In fact, test fisheries for the region are abysmal and it’s reopened the debate over the impact of fish farms that once populated the waters of Discovery Passage.
“We’ve seen in 2022 strong runs, like extraordinary returns in Alaska, Bristol Bay, we’ve seen record runs to the very far south of the range in the Columbia,” BCIT fisheries biologist Marvin Rosenau said.
But the situation on the Fraser River is a different story.
Test fisheries predict that the total number will be down by as much as 40 per cent, scratching hopes for a big sockeye year on the Fraser, and likely preventing both a commercial and sport fishery.

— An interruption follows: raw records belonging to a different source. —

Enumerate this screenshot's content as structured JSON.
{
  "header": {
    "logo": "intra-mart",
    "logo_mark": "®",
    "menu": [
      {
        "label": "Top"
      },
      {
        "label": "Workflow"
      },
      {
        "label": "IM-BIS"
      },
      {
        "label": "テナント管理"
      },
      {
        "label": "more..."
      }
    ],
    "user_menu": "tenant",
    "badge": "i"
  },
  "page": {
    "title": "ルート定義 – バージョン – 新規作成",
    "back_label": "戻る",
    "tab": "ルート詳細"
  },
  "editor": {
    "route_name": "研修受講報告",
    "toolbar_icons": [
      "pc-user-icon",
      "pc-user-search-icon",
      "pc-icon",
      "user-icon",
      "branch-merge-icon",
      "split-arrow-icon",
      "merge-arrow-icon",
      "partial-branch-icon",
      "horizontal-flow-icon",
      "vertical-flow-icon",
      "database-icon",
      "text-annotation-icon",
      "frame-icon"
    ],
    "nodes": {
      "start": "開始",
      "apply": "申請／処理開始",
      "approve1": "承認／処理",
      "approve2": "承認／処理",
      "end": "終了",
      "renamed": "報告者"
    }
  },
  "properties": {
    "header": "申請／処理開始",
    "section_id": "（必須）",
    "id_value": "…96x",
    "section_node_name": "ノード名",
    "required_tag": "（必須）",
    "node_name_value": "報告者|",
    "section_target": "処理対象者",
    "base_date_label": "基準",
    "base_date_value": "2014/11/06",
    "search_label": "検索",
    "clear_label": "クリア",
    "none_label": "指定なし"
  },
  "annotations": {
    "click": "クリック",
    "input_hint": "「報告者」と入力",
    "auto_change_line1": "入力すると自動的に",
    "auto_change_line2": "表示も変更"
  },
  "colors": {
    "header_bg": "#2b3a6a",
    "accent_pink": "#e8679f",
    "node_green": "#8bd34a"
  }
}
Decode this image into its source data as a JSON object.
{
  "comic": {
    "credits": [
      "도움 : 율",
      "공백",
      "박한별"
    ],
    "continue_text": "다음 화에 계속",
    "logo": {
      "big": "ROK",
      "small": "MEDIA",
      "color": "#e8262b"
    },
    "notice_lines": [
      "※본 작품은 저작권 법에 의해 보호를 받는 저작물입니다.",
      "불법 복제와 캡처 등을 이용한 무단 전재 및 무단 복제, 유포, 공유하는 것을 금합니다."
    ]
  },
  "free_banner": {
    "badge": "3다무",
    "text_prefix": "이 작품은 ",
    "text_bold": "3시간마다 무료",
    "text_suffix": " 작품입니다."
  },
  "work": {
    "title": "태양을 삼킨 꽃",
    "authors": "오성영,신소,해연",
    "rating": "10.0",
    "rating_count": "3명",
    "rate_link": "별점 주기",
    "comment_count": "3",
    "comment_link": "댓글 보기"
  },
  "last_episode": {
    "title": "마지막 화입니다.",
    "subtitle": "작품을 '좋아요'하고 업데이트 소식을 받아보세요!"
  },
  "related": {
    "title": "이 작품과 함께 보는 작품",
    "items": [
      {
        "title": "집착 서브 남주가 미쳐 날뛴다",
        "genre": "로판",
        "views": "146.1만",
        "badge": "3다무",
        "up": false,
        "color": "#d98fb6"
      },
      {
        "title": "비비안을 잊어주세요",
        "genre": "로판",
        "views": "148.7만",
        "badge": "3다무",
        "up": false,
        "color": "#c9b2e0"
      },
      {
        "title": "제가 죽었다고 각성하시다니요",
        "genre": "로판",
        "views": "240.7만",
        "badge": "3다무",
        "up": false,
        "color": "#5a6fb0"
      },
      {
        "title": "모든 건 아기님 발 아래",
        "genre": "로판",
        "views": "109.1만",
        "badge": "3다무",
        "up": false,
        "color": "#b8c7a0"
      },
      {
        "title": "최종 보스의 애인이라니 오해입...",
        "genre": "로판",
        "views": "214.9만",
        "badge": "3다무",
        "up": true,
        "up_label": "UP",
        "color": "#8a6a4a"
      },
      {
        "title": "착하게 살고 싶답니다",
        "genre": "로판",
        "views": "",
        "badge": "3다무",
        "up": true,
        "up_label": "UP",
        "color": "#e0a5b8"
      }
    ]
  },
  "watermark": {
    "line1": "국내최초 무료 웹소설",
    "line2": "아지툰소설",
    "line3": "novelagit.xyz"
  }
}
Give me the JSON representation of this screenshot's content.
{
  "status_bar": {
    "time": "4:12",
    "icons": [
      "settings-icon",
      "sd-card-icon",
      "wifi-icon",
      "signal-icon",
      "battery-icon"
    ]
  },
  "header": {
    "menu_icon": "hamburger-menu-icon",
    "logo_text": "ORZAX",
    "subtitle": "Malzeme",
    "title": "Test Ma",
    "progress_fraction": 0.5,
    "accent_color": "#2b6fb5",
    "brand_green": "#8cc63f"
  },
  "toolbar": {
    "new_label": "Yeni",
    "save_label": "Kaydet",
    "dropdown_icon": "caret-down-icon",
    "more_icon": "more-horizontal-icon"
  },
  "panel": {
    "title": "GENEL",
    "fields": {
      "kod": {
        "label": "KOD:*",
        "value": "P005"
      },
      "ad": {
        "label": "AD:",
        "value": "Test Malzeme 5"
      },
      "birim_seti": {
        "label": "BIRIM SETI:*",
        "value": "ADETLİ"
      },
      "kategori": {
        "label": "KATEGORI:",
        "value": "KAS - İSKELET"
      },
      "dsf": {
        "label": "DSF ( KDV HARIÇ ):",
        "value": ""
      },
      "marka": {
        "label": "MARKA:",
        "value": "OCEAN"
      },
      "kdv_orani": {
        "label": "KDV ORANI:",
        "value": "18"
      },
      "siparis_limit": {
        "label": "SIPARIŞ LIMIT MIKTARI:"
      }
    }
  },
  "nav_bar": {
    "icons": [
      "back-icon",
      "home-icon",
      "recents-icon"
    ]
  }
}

Rosenau suspects part of the story on the Fraser is something happening hundreds of kilometres away.
“We see a pretty tight correlation with the expansion of fish farms in the Discovery Passage area,” he said.
Fraser sockeye that are returning now would have swam out to sea at a time when a number of open net fish farms were operating in the Discovery Islands, a route taken by many of the juvenile sockeye.
It is also a place where conservationists have long believed the fish get infected with sea lice and mouth rot disease.
“I think there is a good body or evidence that suggests that Fraser sockeye at least were impacted probably by fish farms,” said Stan Proboszcz, senior scientist with the Watershed Watch Salmon Society.
While those farms were removed as part of the federal government’s plan to minimize contact between wild and farmed salmon, the debate over the total effect of the farms continues.
The fish farming industry says multiple studies have been clear there isn’t a connection.
“All of those reviews have failed to show any links between salmon farms and the returns of wild salmon, despite what is being pushed out in the media,” said Brian Kingzett, science and policy director for the BC Salmon Farmers’ Association.
The BC Salmon Farmers’ Association also points out that their farms were in place for a long time, in both high and low return years for sockeye.
While the critics concede that there are likely multiple factors behind this year’s situation, they expect that the mystery of the Fraser River’s missing sockeye may become clearer in coming years, when they can count the number fish that never encountered farms on their way to the ocean.